## Your goal
Of the lines below, copy those that hold the word "sizeof".

Segment Start: Input

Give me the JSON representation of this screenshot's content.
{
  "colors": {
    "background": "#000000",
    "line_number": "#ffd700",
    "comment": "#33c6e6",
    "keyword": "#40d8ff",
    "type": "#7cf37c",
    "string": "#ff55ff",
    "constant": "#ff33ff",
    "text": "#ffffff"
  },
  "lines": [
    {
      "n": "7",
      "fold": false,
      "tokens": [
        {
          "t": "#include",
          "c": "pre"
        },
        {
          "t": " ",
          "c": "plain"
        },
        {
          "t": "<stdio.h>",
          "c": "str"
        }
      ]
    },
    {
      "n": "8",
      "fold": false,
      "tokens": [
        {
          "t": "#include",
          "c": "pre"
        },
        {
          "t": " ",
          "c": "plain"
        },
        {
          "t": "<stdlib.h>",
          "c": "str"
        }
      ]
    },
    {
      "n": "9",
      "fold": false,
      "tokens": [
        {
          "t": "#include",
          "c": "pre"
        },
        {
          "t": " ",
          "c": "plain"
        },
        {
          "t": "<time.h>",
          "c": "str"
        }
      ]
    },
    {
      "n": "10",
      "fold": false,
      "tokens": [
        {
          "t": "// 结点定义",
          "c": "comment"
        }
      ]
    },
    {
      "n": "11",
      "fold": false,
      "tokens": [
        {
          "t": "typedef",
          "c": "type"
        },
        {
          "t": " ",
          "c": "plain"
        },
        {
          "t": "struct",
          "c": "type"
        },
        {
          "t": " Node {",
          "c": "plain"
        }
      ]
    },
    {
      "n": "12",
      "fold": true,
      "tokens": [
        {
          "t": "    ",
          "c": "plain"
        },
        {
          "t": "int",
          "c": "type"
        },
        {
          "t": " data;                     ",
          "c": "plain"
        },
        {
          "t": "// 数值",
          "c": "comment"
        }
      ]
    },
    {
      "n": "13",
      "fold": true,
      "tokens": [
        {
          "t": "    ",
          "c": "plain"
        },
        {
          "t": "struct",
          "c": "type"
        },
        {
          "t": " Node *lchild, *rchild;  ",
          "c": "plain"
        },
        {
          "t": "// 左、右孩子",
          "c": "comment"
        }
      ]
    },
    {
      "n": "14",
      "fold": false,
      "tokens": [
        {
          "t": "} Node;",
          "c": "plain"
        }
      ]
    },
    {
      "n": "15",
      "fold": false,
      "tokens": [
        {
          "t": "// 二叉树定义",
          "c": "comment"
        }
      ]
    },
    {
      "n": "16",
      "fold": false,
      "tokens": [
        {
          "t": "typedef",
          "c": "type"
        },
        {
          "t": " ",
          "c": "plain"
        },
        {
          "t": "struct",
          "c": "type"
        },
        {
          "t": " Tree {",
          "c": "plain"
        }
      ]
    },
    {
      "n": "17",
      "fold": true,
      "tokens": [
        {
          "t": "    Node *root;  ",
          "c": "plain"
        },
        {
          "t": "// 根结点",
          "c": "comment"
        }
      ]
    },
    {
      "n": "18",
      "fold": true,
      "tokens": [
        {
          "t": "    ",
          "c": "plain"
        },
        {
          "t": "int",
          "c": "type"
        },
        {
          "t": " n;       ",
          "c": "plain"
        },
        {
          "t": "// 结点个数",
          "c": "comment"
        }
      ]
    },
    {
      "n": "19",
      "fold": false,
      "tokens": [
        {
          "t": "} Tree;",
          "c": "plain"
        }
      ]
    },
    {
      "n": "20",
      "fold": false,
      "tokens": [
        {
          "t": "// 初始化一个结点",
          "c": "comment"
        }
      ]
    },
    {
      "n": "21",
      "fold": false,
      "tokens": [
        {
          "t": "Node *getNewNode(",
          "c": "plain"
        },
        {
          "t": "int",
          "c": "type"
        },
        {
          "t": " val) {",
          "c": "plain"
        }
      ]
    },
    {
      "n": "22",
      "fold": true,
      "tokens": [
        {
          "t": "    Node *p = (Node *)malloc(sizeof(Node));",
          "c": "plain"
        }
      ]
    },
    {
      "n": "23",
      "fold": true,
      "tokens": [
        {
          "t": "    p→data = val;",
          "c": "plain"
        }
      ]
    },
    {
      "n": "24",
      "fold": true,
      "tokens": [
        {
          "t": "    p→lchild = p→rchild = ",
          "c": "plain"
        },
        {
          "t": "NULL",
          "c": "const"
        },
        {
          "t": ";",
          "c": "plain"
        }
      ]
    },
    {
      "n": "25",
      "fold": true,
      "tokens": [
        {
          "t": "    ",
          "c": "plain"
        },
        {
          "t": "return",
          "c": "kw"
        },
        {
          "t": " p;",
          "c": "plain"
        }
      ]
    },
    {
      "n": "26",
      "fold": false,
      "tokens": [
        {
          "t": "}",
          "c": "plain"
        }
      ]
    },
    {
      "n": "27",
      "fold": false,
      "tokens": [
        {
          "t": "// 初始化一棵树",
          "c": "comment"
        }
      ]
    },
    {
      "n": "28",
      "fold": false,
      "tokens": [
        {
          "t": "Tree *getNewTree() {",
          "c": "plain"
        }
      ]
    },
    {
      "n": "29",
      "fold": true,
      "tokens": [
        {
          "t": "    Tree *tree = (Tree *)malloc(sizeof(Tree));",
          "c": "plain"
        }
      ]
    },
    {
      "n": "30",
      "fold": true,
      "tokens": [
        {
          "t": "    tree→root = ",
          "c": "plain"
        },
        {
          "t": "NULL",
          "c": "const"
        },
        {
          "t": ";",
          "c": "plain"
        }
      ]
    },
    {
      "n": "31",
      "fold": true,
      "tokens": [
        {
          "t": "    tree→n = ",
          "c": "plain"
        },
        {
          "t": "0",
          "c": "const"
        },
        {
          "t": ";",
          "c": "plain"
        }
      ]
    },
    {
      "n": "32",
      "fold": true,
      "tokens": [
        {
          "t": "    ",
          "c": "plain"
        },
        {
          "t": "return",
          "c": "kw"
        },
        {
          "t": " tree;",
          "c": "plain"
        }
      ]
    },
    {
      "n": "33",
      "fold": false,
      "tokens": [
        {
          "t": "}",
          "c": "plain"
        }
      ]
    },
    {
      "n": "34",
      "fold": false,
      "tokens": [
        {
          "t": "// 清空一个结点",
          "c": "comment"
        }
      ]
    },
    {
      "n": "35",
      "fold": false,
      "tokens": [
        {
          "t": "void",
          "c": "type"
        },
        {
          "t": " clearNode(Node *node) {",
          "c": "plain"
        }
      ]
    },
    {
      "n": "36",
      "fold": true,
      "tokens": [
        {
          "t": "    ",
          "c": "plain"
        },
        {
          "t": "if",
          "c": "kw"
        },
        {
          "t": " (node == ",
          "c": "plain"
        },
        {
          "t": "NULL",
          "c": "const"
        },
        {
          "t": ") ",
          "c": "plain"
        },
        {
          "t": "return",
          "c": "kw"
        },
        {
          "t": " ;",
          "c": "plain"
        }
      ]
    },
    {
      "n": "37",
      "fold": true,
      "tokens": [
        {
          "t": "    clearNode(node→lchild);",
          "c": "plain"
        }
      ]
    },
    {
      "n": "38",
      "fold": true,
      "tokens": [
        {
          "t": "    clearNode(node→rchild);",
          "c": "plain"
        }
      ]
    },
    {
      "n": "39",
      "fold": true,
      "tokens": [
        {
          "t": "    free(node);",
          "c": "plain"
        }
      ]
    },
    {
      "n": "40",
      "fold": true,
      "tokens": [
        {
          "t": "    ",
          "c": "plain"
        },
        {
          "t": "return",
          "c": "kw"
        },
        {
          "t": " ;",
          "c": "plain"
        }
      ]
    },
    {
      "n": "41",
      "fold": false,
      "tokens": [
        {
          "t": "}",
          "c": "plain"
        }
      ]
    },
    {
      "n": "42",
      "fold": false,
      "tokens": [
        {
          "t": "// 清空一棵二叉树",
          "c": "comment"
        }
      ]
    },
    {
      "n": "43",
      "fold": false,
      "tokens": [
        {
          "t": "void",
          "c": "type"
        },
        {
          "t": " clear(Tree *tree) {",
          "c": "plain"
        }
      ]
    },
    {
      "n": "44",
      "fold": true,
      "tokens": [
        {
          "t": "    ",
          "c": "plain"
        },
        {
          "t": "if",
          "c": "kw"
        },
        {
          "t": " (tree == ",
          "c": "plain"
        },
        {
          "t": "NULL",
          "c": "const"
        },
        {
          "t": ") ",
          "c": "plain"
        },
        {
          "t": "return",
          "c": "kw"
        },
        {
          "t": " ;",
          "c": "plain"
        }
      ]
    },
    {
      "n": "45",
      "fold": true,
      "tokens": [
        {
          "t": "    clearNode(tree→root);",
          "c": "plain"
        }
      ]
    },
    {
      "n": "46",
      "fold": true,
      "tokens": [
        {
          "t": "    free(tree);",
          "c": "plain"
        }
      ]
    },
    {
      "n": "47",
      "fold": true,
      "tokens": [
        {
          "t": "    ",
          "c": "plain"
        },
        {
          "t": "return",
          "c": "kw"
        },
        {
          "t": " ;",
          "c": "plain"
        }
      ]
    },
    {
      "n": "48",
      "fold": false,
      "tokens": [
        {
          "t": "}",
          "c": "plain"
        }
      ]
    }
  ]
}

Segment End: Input

## Final answer
          "t": "    Node *p = (Node *)malloc(sizeof(Node));",
          "t": "    Tree *tree = (Tree *)malloc(sizeof(Tree));",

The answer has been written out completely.